● WHAT IS BEING ASKED:
Among the entries that follow, some lines contain the word "event". Show all of them.

● DATASET EXCERPTS:
________________________________________

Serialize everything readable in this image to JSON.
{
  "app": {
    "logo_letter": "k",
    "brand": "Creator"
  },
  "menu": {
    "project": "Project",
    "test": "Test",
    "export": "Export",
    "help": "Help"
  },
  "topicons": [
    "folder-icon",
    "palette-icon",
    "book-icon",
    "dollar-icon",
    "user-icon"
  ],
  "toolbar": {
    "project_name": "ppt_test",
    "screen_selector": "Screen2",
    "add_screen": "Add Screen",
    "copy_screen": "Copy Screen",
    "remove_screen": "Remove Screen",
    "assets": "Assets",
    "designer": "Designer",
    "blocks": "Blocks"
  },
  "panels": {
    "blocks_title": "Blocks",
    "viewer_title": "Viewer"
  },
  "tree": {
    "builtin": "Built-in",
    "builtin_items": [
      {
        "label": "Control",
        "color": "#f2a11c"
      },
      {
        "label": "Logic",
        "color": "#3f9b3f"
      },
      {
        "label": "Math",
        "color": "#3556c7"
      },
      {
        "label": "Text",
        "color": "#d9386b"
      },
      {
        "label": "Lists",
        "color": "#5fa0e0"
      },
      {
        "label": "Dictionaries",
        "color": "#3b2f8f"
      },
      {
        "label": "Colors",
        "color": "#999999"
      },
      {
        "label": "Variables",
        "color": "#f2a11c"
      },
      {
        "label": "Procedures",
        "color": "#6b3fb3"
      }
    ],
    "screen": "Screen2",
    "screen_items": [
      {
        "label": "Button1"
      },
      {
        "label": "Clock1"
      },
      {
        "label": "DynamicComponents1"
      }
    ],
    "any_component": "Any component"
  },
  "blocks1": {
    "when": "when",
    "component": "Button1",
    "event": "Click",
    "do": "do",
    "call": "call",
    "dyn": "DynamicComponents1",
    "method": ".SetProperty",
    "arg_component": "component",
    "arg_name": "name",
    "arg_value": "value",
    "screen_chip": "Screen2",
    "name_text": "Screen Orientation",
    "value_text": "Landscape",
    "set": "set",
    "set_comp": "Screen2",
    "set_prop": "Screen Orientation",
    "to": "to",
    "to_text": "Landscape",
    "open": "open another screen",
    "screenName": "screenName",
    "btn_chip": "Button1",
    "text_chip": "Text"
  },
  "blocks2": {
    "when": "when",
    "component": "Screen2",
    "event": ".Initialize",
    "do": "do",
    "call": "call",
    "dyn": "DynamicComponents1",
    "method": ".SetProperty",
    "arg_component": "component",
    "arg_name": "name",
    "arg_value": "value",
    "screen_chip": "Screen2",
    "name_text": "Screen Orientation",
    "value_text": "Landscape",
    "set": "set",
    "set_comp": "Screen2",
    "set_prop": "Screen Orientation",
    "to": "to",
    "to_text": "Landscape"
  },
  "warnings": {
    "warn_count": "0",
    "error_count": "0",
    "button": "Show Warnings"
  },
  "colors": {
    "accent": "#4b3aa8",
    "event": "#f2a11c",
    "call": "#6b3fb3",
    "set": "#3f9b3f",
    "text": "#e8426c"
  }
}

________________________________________

● RESPONSE:
    "event": "Click",
    "event": ".Initialize",
    "event": "#f2a11c",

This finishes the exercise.